The Gallery at West Yorkshire Print Workshop is proud to announce our new exhibition featuring the work of David Hockney considered to be one of the most influential British artists of the 20th century. David was born in Bradford in 1937, his reputation as a skilled painter, draughtsman, printmaker, photographer and set designer made him one of Britain’s most celebrated artists. Our exhibition focuses on his skills as an artist and printmaker.
The exhibition provides the perfect opportunity to purchase the work of David Hockney, a number of signed and unsigned works will be available. Prices range from £350 to £2500.
Black Cat Leaping – David Hockney. 1969
The solo exhibition focuses on Hockney’s passion and skill as a printmaker. It features 31 individual etchings that were drawn directly onto copper plates by Hockney between May and November 1969 to illustrate Grimms’ Fairytales.
Hockney chose six from the 220 stories collected by the Brothers Grimm, selecting those which challenged his imagination to give visual form to the oddities of narrative and supernatural elements in them. He was intrigued by the psychological strangeness of the tales, the relationships and motivations of the characters, and many of his interpretations are almost arbitrarily personal in approach. He relishes the themes of greed and ambition, the metamorphoses and the surmounting of obstacles, just as tackling the illustrations is a challenge to the artist. As always in his work, Hockney makes extensive use of the art of the past, and there are direct allusions to Uccello, Carpaccio, Leonard, Brueghel and Magritte. He sees this as a natural method, revitalising an artistic heritage in terms of the legacy of folklore, using ‘what the story suggests visually’.
The Sexton Disguised as a Ghost. David Hockney. 1969
Etching proved an ideal medium to convey the clarity and directness of the stories andHockney’s technical mastery is shown at its best in the virtuoso handling of line and texture. He is fascinated by the possibilities of intaglio and delights in manipulating burin, aquatint, soft-ground and hatching to give a great wealth of textures. He uses a wide range, from pure line through to a deeply bitten aquatint, from a formal crosshatched background to the illusionistic graining of a wooden floor.
The Pot Boiling, David Hockney. 1969

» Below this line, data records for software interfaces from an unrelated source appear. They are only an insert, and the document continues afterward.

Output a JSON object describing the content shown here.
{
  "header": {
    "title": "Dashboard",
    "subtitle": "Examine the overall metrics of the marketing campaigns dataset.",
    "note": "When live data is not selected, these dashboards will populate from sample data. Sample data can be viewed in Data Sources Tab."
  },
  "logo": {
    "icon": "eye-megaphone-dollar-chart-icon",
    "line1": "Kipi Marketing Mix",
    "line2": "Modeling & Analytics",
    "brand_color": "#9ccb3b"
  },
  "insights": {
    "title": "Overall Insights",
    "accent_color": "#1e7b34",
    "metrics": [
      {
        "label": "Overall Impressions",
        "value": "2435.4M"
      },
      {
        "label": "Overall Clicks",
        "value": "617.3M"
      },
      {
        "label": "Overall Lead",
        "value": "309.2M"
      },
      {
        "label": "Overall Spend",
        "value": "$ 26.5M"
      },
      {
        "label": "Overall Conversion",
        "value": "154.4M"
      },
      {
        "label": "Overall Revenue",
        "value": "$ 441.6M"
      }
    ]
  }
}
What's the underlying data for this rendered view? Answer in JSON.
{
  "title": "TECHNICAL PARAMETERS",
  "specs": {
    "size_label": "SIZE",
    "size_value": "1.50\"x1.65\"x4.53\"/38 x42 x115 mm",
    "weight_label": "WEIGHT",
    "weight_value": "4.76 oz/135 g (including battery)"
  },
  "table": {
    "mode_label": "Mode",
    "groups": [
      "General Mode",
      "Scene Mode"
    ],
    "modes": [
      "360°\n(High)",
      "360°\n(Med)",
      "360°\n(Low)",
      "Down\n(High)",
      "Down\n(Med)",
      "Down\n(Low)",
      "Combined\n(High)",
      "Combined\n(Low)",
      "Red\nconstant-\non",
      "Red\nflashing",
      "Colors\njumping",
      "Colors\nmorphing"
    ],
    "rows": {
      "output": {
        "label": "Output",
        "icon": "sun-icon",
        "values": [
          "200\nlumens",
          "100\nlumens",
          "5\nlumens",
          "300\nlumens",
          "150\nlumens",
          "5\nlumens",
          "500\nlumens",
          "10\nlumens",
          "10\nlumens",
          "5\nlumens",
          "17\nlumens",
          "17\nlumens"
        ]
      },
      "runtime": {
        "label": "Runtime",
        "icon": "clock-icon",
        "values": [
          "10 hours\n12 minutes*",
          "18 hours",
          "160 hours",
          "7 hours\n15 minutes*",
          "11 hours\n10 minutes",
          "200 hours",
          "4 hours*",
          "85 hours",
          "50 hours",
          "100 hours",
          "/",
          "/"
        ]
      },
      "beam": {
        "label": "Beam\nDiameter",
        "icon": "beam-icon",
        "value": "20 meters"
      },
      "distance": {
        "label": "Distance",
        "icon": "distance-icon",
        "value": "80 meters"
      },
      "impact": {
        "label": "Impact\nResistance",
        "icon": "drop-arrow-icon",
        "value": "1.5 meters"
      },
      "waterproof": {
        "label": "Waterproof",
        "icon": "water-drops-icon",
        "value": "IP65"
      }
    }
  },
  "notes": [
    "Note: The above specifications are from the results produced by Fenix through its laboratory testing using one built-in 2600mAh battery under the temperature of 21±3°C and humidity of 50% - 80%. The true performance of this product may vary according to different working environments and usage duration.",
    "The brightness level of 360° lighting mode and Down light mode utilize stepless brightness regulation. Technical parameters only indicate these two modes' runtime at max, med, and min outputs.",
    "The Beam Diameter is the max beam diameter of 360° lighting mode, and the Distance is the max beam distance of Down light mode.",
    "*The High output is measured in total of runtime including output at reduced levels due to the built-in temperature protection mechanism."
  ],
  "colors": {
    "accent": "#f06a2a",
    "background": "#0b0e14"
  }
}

These prints bear all the characteristic qualities of David Hockney’s art – a strong interest in story telling and the interaction of human emotions, the fascination of conveying the supernatural and the psychological in visual terms, and the delight in exploring new ranges of technique with which to set down his perceptions.